This event is expected to be like a state visit departure event, an official told CNN. Some of the pomp and circumstance under consideration for the ceremony includes a color guard, military band, 21-gun salute and red carpet.  

5:52 a.m. ET, January 20, 2021

Biden's inauguration will look very different to years past. Here's what we know.

Analysis by Zachary B. Wolf

The Marine Band rehearses on the West Front of the Capitol on January 18.
The Marine Band rehearses on the West Front of the Capitol on January 18. Erin Schaff/Pool/Getty Images

The invitations have been scaled back by the pandemic and the security has been heightened due to the Capitol riot, but Joe Biden's inauguration as the 46th president of the United States today will still have plenty of pomp.

Here's a look at what will be different:

  • The National Mall will be shut down to keep people away, so we will all be spared another comparison of crowd sizes, especially since President Trump's Twitter handle has been turned off. The threat of violent protests from election-denying Trump supporters and the presence of 20,000 National Guard troops will keep anyone from forgetting Trump's turbulent leadership, or lack thereof.
  • Normally, members of Congress get a raft of tickets to distribute at will. This year they each get a plus one. The public is being encouraged to stay away and there will be no public parade from the Capitol to the White House. Instead there will be a virtual parade bringing in people from around the country.
  • The inaugural balls — usually there are multiple and the new president makes a short appearance at several — will be replaced by a produced TV show featuring stars like Hanks along with Justin Timberlake. This will feel very much like the Covid inauguration.

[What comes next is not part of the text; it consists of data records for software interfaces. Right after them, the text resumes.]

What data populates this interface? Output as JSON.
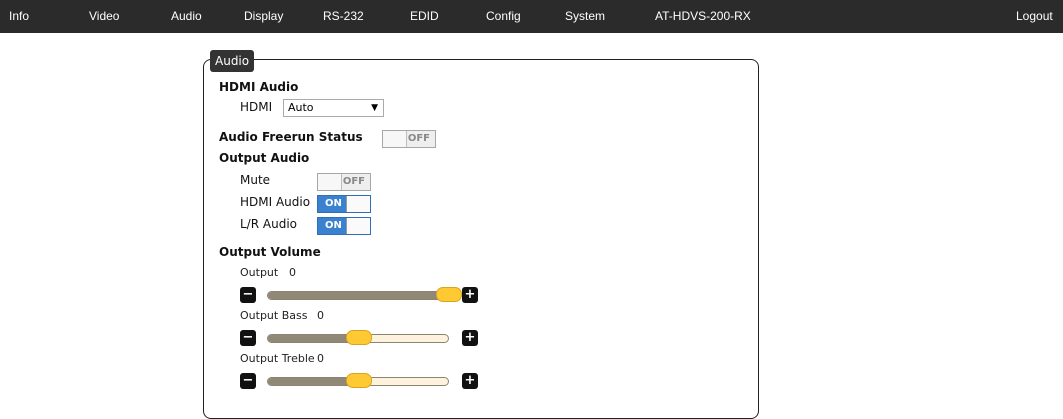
{
  "nav": {
    "items": [
      "Info",
      "Video",
      "Audio",
      "Display",
      "RS-232",
      "EDID",
      "Config",
      "System",
      "AT-HDVS-200-RX"
    ],
    "logout": "Logout"
  },
  "panel": {
    "legend": "Audio"
  },
  "hdmi_audio": {
    "heading": "HDMI Audio",
    "label": "HDMI",
    "selected": "Auto"
  },
  "freerun": {
    "label": "Audio Freerun Status",
    "state": "OFF"
  },
  "output_audio": {
    "heading": "Output Audio",
    "rows": [
      {
        "label": "Mute",
        "state": "OFF"
      },
      {
        "label": "HDMI Audio",
        "state": "ON"
      },
      {
        "label": "L/R Audio",
        "state": "ON"
      }
    ]
  },
  "output_volume": {
    "heading": "Output Volume",
    "sliders": [
      {
        "label": "Output",
        "value": "0",
        "fraction": 1.0
      },
      {
        "label": "Output Bass",
        "value": "0",
        "fraction": 0.5
      },
      {
        "label": "Output Treble",
        "value": "0",
        "fraction": 0.5
      }
    ]
  },
  "colors": {
    "nav_bg": "#2b2b2b",
    "toggle_on": "#3a82cf",
    "slider_handle": "#ffc934",
    "slider_fill": "#8f8877"
  }
}
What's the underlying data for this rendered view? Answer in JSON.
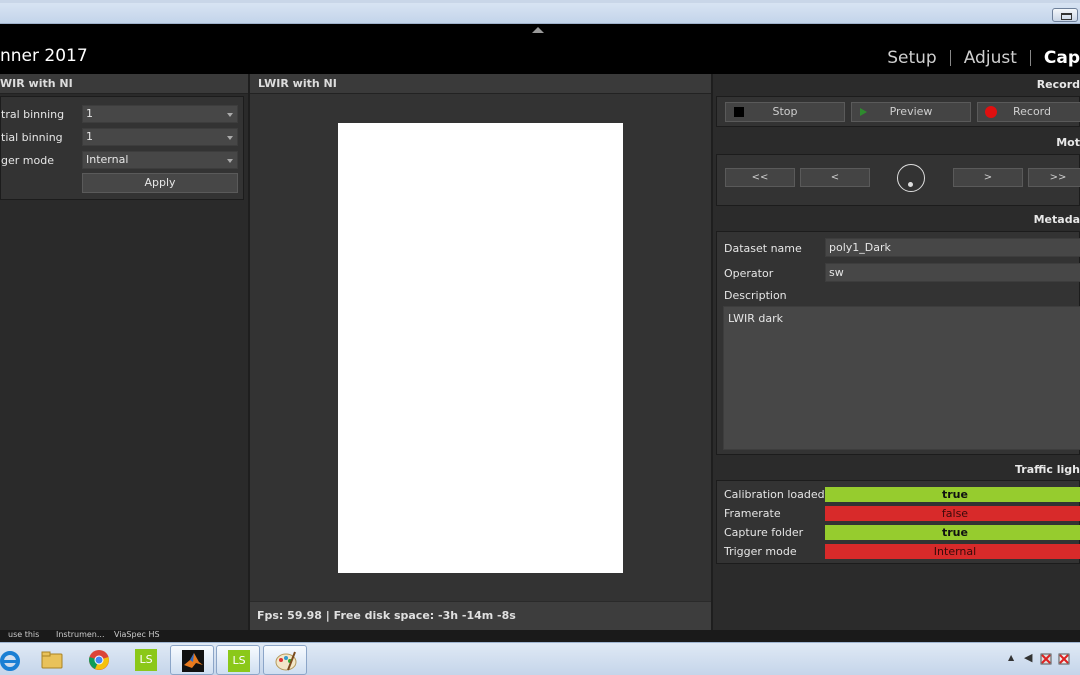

Other things to look out for:

  • What will Biden say? Pay special attention to how Biden references his predecessor, soon to face an impeachment trial, during his inaugural address.
  • Who will be at the actual inauguration ceremony? All the normal VIPs, incoming and outgoing Cabinet members, lawmakers and Supreme Court justices are likely to attend, as is outgoing Vice President Mike Pence. Trump will not. It's rare, but not unheard of, for a president to skip the transfer of power. Jennifer Lopez and Lady Gaga will add some show-biz glitz to the ceremony, which will still take place at the West Front of the US Capitol, looking out on an empty Mall, a show of defiance to the people who stormed the Capitol on Jan. 6, maybe. But also a reminder that this is a very singular beginning to a new administration.